Review and current state of radiation therapy for locally advanced pancreatic adenocarcinoma

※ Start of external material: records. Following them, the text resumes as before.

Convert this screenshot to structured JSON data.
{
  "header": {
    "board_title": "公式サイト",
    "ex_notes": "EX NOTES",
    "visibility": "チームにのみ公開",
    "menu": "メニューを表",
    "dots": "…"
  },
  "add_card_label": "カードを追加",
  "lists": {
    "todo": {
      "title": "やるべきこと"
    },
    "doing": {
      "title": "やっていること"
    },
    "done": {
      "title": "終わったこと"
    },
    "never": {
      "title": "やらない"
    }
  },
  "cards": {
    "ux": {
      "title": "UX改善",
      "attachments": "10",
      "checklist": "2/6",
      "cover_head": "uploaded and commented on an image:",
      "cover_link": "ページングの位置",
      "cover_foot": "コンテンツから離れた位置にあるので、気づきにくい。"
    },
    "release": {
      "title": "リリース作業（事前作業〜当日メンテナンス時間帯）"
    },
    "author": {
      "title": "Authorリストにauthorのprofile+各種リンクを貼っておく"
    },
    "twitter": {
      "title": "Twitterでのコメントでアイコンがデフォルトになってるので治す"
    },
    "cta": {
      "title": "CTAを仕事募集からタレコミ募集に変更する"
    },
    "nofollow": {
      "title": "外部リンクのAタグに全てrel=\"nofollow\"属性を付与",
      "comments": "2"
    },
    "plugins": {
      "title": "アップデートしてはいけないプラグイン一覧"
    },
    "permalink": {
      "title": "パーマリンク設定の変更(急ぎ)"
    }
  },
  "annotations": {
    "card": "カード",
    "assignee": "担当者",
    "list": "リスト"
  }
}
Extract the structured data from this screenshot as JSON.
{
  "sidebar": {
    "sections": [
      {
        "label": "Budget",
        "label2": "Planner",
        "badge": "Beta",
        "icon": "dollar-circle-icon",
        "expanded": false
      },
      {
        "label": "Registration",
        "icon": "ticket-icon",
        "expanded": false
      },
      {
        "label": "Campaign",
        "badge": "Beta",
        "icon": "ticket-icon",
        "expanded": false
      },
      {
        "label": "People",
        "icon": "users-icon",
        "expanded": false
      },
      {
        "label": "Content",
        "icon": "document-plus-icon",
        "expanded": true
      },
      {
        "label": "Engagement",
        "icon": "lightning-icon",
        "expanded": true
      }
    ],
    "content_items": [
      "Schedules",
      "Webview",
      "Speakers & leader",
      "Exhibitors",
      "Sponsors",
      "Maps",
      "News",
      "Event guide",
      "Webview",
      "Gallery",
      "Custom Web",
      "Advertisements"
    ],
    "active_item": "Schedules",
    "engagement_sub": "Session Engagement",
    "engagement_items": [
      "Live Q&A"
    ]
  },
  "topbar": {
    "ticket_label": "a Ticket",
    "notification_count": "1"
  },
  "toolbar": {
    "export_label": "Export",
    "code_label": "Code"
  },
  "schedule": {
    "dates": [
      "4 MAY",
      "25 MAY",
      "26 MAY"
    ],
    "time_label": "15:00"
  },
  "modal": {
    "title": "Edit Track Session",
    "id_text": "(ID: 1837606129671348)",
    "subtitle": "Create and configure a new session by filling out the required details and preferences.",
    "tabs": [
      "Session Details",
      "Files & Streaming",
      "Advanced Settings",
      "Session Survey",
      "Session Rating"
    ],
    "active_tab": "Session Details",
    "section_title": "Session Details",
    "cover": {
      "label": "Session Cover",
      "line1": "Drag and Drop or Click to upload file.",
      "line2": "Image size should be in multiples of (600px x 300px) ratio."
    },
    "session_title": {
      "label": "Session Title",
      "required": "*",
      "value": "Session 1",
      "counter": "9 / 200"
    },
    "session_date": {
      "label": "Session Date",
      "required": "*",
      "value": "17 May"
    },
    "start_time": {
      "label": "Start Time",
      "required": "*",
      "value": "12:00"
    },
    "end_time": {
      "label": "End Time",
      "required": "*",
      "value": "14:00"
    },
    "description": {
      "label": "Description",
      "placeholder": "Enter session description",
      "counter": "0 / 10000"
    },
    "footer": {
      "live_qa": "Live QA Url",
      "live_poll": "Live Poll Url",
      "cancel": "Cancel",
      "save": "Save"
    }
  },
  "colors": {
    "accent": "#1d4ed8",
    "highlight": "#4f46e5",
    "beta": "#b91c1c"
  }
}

Pancreatic cancer is characterized by a high rate of metastatic spread and overall poor prognosis. Yet 30% of patients have progressive local disease at the time of death, and local progression can cause significant morbidity. Approximately 30–40% of patients present with locally advanced pancreatic cancer (LAPC) that is not surgically resectable, and the optimal treatment for these patients continues to evolve. The role of radiation in the management of LAPC is an area of controversy, and the recent LAP07 randomized trial reported no survival benefit of radiation following gemcitabine plus or minus erlotinib. However, the efficacy of modern systemic regimens has improved since the design of the LAP07 study, and radiation therapy may be of greater benefit in the context of more effective systemic therapy. Advances in radiation delivery including the increasing use of stereotactic body radiation therapy (SBRT) have the potential to improve outcomes through dose escalation and better treatment tolerability. In addition, the combination of radiation therapy and immune therapy is an area of promising research. These advances suggest that radiation therapy will continue to play an integral role in the management of LAPC.